◆ PROMPT
Without the images, repeat every line of the listing verbatim.

◆ LISTED ENTRIES
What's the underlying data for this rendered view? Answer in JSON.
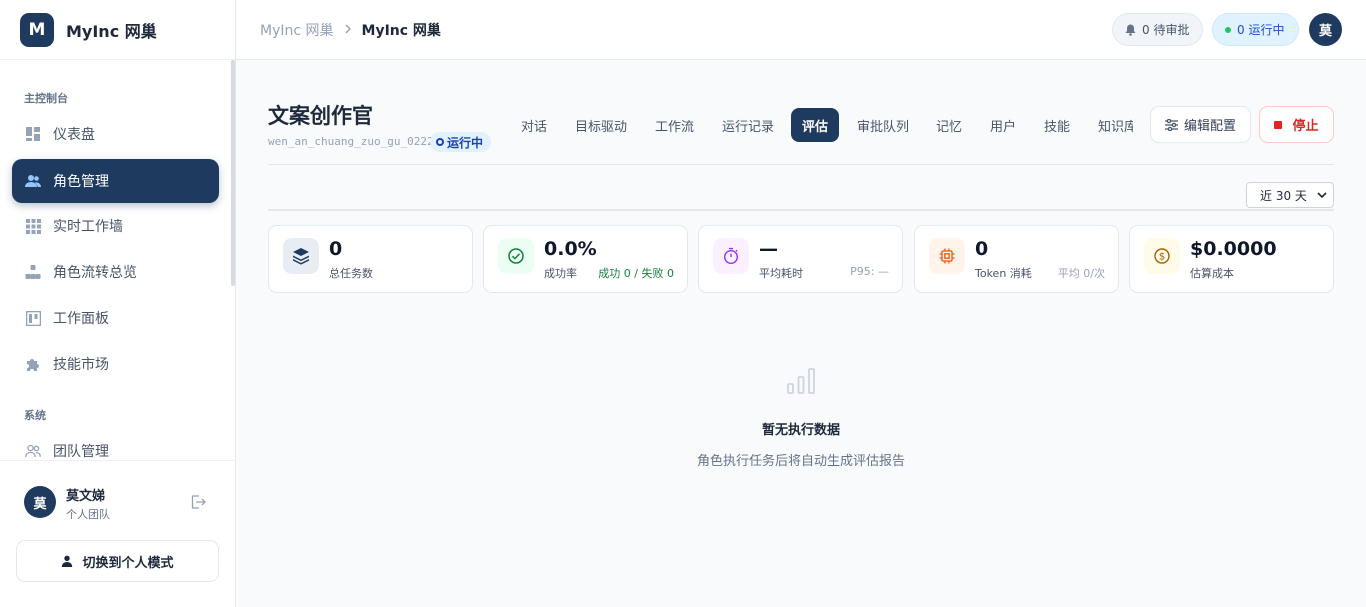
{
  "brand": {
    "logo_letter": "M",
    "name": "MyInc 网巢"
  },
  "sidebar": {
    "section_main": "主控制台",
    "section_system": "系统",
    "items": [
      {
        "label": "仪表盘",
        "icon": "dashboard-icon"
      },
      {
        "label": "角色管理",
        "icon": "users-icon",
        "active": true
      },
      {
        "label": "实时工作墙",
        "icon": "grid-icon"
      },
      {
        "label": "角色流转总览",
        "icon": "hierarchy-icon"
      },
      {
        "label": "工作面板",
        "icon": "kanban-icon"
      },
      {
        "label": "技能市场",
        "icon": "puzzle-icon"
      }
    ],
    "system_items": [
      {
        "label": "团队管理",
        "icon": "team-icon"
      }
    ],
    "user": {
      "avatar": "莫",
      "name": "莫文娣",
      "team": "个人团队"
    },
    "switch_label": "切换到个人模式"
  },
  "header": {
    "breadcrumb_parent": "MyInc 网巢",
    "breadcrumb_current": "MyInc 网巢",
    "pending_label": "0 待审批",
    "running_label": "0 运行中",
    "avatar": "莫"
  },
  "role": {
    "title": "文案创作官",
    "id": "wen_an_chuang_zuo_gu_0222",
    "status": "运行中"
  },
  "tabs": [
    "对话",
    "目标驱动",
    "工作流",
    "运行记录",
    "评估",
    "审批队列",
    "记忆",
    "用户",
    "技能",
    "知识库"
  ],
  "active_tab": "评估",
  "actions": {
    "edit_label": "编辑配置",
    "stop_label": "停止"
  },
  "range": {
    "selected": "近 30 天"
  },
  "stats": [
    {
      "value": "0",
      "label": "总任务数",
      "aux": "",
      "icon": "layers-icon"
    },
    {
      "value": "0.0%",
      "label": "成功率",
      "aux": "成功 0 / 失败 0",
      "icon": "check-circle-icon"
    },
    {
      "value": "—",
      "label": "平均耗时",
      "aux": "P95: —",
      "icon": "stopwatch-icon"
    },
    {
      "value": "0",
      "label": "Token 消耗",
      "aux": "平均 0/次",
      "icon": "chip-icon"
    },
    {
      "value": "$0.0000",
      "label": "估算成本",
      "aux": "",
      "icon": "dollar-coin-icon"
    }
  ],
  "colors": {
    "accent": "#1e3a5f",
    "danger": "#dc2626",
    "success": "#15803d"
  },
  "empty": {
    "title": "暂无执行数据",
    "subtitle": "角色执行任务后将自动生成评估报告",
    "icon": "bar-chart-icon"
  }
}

◆ WRITTEN SOLUTION
What's the underlying data for this rendered view? Answer in JSON.
{
  "brand": {
    "logo_letter": "M",
    "name": "MyInc 网巢"
  },
  "sidebar": {
    "section_main": "主控制台",
    "section_system": "系统",
    "items": [
      {
        "label": "仪表盘",
        "icon": "dashboard-icon"
      },
      {
        "label": "角色管理",
        "icon": "users-icon",
        "active": true
      },
      {
        "label": "实时工作墙",
        "icon": "grid-icon"
      },
      {
        "label": "角色流转总览",
        "icon": "hierarchy-icon"
      },
      {
        "label": "工作面板",
        "icon": "kanban-icon"
      },
      {
        "label": "技能市场",
        "icon": "puzzle-icon"
      }
    ],
    "system_items": [
      {
        "label": "团队管理",
        "icon": "team-icon"
      }
    ],
    "user": {
      "avatar": "莫",
      "name": "莫文娣",
      "team": "个人团队"
    },
    "switch_label": "切换到个人模式"
  },
  "header": {
    "breadcrumb_parent": "MyInc 网巢",
    "breadcrumb_current": "MyInc 网巢",
    "pending_label": "0 待审批",
    "running_label": "0 运行中",
    "avatar": "莫"
  },
  "role": {
    "title": "文案创作官",
    "id": "wen_an_chuang_zuo_gu_0222",
    "status": "运行中"
  },
  "tabs": [
    "对话",
    "目标驱动",
    "工作流",
    "运行记录",
    "评估",
    "审批队列",
    "记忆",
    "用户",
    "技能",
    "知识库"
  ],
  "active_tab": "评估",
  "actions": {
    "edit_label": "编辑配置",
    "stop_label": "停止"
  },
  "range": {
    "selected": "近 30 天"
  },
  "stats": [
    {
      "value": "0",
      "label": "总任务数",
      "aux": "",
      "icon": "layers-icon"
    },
    {
      "value": "0.0%",
      "label": "成功率",
      "aux": "成功 0 / 失败 0",
      "icon": "check-circle-icon"
    },
    {
      "value": "—",
      "label": "平均耗时",
      "aux": "P95: —",
      "icon": "stopwatch-icon"
    },
    {
      "value": "0",
      "label": "Token 消耗",
      "aux": "平均 0/次",
      "icon": "chip-icon"
    },
    {
      "value": "$0.0000",
      "label": "估算成本",
      "aux": "",
      "icon": "dollar-coin-icon"
    }
  ],
  "colors": {
    "accent": "#1e3a5f",
    "danger": "#dc2626",
    "success": "#15803d"
  },
  "empty": {
    "title": "暂无执行数据",
    "subtitle": "角色执行任务后将自动生成评估报告",
    "icon": "bar-chart-icon"
  }
}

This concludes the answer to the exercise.